He is a religious paradox as well. He gives thanks to God on his albums, yet his songs celebrate the pleasures of flesh, and the gospel he preaches is salvation by sex. In a song called Sister he even exploited the Big Daddy of all taboos: incest.
Who is this guy?
“The filthiest rock ‘n’ roller ever to prance across the stage,” fumes Dan Peters, 33, a minister at the interdenominational Zion Christian Center in North St. Paul, Minn. For five years Dan and a brother have been kindling an antirock crusade by crisscrossing the country urging youngsters to destroy offending albums. At the moment the brothers are particularly incensed about a new song called Darling Nikki, in which Prince sings, “I am fine, fine because the Lord is coming soon.” “Kids come up to us and say, ‘See, that shows he is a Christian,’ ” sputters Dan. “And I say, ‘As far as we can tell from listening to the lyrics, his Lord is a penis.’ ”

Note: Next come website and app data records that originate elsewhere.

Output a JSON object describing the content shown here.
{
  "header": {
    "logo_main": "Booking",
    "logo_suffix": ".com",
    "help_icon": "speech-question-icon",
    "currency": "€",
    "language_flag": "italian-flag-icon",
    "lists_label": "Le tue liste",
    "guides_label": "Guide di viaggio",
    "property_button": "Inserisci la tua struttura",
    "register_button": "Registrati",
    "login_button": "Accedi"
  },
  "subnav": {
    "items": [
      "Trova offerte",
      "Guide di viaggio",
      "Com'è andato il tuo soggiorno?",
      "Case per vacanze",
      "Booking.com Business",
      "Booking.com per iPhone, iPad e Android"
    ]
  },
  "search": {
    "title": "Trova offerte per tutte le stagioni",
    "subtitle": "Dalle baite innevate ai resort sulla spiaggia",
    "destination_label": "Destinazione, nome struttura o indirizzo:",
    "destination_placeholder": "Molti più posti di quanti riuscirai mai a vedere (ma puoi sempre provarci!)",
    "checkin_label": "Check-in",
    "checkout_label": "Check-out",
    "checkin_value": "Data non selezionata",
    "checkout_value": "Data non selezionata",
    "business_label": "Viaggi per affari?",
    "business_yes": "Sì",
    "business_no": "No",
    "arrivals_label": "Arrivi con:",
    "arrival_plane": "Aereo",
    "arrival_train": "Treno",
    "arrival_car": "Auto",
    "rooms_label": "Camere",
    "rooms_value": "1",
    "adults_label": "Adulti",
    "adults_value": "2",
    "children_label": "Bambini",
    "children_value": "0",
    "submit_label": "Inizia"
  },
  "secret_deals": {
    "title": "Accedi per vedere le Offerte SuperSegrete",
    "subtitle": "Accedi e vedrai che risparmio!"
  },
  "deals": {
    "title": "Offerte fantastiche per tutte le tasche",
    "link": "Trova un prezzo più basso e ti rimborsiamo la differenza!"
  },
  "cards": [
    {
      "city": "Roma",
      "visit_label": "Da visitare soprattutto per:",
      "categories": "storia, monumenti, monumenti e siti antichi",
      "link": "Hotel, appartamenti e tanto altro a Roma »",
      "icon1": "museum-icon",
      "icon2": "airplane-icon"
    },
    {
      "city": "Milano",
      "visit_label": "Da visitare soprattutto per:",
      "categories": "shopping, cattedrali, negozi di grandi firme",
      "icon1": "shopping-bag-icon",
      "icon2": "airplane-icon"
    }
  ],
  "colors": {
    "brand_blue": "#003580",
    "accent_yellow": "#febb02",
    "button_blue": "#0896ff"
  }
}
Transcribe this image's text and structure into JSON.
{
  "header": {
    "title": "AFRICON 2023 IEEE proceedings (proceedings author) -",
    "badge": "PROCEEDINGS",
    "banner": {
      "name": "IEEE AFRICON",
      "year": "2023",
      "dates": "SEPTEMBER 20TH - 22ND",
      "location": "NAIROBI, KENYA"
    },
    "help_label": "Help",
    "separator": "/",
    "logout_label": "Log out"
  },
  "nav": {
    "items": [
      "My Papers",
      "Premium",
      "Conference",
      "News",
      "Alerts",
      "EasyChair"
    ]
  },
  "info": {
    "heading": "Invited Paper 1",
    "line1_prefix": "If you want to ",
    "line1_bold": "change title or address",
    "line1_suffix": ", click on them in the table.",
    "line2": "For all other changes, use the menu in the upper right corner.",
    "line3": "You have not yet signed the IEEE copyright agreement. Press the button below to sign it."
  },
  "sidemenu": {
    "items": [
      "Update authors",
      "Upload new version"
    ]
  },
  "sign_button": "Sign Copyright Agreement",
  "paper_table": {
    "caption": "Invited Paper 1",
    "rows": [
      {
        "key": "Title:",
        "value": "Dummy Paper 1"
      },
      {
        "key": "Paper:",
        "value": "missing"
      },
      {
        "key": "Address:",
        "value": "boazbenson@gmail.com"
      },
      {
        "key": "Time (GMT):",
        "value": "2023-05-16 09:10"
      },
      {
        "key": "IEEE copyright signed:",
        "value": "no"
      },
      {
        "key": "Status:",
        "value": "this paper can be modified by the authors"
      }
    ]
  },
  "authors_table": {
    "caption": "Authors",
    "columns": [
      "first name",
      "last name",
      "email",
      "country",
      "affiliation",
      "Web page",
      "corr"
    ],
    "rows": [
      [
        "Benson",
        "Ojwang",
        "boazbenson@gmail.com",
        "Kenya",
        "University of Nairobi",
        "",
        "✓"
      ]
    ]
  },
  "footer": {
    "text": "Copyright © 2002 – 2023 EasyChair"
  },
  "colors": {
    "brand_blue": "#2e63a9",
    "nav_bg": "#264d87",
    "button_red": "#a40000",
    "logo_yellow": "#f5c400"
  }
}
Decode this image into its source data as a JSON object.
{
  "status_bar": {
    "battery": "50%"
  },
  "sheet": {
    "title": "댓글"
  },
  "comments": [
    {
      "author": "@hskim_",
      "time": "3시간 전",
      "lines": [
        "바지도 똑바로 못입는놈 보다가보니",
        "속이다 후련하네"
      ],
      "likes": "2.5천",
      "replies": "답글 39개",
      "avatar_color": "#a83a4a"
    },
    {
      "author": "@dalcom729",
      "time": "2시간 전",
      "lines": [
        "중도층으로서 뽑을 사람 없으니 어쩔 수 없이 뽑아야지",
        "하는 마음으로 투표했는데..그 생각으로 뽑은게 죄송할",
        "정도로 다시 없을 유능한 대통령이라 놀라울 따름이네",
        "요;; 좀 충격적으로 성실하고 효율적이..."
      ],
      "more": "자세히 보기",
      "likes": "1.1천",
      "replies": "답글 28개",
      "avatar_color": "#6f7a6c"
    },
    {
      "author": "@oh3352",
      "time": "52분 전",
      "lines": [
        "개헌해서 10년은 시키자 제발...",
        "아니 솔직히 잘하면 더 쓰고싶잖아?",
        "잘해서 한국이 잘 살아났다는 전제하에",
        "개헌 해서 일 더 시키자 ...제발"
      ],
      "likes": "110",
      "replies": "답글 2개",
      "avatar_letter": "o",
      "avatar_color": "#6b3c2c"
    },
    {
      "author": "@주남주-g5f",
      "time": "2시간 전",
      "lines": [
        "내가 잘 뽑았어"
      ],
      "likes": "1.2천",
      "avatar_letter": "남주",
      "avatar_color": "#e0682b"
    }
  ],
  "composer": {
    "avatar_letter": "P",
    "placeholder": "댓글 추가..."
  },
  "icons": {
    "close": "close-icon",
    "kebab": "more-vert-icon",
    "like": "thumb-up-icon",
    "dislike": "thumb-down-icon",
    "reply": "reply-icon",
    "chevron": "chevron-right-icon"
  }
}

Yet Prince’s songs, which include themes of lost love, politics and gun control, seem to mirror the concerns and anxieties of a sexually precocious, socially aware generation. “I guess if there’s a concept, it’s freedom– personal freedom – and the fact that we all have to do what we want to do,” Prince said of his music in my interview with him in 1981. A swaggering conqueror onstage, he seemed vulnerable in person, speaking in short, grudging bursts of words that nevertheless revealed more than he wanted me to know. Denying that he wanted to shock or outrage, he insisted, “I think I say exactly the way it is. I don’t particularly think what I sing about is so controversial. My albums deal with being loved and accepted. They deal with war. They deal with sex. When a girl can get birth control pills at age 12, she knows just about as much as I do. My mom had stuff in her room that I could sneak in and get…books, vibrators. I did it. I’m sure everybody does…It could be that I have a need to be different.”
The difference began in Minneapolis, where Prince was born to Mattie and John Nelson, who already had seven other children from previous marriages. He was christened Prince after his father, a jazz pianist whose stage name was Prince Rogers. He was a man whose musicianship – and possibly arrogance – Prince admired. His songs were different, “unique,” Prince said. “He doesn’t listen to any other music. I respect anybody who doesn’t try to copy other people.”